    I wonder how long the water restrictions and other nonsense implemented for the “drought” will continue to plague Californians… as their houses wash down the streets and hillsides.

  2. Kentucky says:

    The irony is incredible.

  3. One of the worse epithets to be uttered in Alaska regarding design or construction is “California architect.”

    Alaskan routinely shrug off earthquakes, but also manage to design around rain, snow, snow load, avoiding ice dams, and even give some serious thought to wind and, oh yeah, cold.

    California architects, on the other hand, like to put flat roofs with no drainage where there’s going to be a heavy snow load, then put in so little insulation it melts and turns into a solid sheet of ice on the roof. Which brings down the roof, if you’re not up there walking on slush and ice, trying to shovel the snow off every time it falls. They also make houses that have sloped roofs, but so little insulation in the walls they lose a degree a day of heat when the wind blows.

    I spent a summer in San Francisco Bay. It taught me that people will get up, look at the sky, and panic. “It’s earthquake weather!” Earthquake weather? Earthquakes don’t have weather. Volcanoes, now, those have weather. As the oil workers taught the rest of Alaska to say, bless their hearts.

  4. roughcoat says:

    One of the major reasons I don’t miss working as a (mining) geologist is pretty much nobody ever listens to what we have to say, especially engineers.

  5. jed says:

    I’m having significant difficulty imagining you in SoCal, but I’m glad you survived the trip.

    Bear, I think they really meant to invoke Poseidon, acting in his rage against plastic shopping bags, but they had to cloak in sciency terminology.

  6. Titan Mk6B says:

    I lived in socal in 1960/61 and houses were sliding down the hills then. Apparently nearly thirty years later they still had not learned.

  7. MamaLiberty says:

    They might learn much more quickly if their insurance and deductibles reflected the true cost of the risk – both for mudslides and fire. The lesson would sink in much better if they had to pay the full costs of the government “service” (should be private services, obviously) resources consumed each time they slide or burn.
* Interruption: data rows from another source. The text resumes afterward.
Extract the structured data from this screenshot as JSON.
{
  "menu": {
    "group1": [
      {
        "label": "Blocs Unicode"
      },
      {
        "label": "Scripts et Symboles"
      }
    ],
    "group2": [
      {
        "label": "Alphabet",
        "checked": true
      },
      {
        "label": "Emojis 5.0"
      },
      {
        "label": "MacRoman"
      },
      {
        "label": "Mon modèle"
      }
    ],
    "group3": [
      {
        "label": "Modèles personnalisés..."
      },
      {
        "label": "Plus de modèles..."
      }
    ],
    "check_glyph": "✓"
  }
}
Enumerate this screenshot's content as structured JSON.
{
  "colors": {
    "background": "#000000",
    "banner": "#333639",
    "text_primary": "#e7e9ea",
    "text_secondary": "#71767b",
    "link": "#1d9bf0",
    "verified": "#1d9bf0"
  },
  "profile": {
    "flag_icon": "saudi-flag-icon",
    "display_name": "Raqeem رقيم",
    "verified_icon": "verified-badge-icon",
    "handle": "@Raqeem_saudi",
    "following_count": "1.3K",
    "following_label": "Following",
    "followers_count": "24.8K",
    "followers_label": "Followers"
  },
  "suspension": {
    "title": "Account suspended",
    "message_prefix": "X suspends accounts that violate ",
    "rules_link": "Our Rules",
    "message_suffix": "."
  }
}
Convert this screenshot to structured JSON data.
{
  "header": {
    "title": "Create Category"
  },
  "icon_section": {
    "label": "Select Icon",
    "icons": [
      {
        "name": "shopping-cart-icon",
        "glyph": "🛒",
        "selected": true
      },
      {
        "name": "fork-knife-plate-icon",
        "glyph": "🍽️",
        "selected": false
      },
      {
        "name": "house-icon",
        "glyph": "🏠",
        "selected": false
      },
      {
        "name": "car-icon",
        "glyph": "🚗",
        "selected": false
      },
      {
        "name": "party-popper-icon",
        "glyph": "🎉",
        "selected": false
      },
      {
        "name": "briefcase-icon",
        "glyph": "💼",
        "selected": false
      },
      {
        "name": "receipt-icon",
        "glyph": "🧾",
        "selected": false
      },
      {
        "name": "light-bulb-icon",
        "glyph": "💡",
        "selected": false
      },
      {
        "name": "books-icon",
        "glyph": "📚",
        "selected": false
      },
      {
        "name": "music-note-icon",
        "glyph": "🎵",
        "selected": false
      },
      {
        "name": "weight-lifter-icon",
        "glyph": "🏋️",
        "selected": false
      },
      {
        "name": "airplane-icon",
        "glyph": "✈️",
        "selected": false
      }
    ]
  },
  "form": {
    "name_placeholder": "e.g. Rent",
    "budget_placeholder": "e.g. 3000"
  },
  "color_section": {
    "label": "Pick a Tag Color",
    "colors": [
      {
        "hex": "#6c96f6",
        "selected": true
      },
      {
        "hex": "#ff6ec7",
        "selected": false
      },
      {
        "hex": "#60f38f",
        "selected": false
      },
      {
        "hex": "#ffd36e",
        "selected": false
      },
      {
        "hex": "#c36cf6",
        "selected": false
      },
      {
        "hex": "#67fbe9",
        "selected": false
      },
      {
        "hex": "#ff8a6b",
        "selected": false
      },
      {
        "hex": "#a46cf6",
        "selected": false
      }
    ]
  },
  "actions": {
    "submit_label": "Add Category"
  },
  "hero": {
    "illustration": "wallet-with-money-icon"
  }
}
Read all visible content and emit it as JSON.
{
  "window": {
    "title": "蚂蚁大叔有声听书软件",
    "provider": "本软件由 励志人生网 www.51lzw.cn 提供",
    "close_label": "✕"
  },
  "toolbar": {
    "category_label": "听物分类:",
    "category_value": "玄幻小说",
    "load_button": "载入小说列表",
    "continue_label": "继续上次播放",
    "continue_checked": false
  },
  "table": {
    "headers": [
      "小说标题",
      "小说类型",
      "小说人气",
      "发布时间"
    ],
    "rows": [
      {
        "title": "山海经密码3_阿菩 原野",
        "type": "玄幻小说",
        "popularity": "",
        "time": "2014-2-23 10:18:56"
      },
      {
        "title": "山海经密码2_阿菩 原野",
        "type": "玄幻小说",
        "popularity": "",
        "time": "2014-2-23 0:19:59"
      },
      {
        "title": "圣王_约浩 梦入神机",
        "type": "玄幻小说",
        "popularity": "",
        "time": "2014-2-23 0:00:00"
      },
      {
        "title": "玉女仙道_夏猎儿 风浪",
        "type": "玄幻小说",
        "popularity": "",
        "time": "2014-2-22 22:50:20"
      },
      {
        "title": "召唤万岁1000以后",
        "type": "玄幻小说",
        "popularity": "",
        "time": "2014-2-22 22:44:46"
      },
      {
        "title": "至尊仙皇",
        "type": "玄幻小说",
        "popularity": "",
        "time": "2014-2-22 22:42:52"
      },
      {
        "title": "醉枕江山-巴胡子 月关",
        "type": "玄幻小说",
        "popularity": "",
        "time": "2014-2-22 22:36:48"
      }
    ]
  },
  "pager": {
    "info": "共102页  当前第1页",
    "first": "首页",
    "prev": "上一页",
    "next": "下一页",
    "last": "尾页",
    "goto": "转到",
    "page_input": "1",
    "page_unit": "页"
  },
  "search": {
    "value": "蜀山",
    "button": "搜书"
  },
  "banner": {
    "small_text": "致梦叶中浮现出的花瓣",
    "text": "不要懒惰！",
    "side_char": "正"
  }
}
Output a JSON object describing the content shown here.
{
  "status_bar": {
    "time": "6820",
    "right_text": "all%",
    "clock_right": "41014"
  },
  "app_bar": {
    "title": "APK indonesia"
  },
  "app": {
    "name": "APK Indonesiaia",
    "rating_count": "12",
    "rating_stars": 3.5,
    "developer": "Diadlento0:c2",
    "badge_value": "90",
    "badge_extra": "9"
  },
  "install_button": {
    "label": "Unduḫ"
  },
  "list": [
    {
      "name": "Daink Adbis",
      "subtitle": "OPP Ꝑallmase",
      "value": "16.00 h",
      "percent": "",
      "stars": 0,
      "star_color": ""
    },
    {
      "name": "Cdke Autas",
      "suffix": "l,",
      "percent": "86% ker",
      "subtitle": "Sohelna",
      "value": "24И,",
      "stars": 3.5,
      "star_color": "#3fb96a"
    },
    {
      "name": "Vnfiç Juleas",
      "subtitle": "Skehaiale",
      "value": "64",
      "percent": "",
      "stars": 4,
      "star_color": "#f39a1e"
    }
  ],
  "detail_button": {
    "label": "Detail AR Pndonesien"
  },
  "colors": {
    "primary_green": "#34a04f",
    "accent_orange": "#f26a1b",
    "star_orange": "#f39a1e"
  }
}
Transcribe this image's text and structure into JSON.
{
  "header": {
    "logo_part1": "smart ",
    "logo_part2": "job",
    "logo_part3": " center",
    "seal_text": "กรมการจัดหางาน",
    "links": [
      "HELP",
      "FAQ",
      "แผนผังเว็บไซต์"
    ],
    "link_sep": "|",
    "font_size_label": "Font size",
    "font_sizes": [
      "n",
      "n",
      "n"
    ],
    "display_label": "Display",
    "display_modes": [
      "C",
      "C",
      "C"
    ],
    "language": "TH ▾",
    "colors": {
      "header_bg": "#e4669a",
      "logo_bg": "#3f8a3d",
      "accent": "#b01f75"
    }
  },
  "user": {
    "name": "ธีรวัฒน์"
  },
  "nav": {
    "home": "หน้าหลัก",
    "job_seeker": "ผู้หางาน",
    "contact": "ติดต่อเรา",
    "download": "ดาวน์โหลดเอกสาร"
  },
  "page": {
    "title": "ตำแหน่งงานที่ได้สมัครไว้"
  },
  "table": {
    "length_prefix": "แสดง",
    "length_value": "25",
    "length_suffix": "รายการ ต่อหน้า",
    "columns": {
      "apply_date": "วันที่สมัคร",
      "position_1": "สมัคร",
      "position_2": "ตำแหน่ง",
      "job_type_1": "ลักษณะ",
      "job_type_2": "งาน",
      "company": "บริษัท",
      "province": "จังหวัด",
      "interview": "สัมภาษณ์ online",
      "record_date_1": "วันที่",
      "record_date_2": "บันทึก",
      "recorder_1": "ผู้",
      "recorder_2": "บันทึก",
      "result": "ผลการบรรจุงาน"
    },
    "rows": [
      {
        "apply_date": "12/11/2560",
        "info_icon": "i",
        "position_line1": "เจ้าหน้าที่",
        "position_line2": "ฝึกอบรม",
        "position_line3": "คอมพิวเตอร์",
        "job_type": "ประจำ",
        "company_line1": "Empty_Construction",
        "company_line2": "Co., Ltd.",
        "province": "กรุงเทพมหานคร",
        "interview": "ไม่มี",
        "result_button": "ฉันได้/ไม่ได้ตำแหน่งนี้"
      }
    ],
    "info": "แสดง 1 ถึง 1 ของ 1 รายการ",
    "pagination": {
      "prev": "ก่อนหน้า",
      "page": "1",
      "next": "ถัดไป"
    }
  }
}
As long as they can spend other people’s money, why should they care?

    But I suspect that California is most certainly running out of other people’s money, and their tax cattle are escaping in droves. This implosion may be fun to watch…

  8. Zelda says:

    My little home town is not in California anywhere, but retired Californians with lots of money did build large McMansions on bluffs above a river. The houses lasted less than 5 years before they started to slide because the bluffs are clays, sand and rock. The homeowners decided to sue the town because the town engineer did not say the houses couldn’t or shouldn’t be built. “Adequate” foundations and engineering studies were required. The studies showed the houses shouldn’t be built at all because there weren’t any foundations that could be expected to last in the soil conditions, but money talks and people wanted that lovely view. Now someone else is supposed to compensate them for their irrational decisions. Californians really are very special people. You can take ’em out of California, but you can’t take the Caifornia out of them.

  9. Paul Bonneau says:

    You could always tell the Californians around Cody, Wyoming. They were the ones who built on the ridge tops, as if the rest of us have nothing better to do than gaze at their wonderfulness. Then winter comes and blows right through those homes, unlike the rest of us down in the draws. They should have taken a clue from the fact the sagebrush was stunted down to about 5 inches tall up there…

To the stake with the heretic!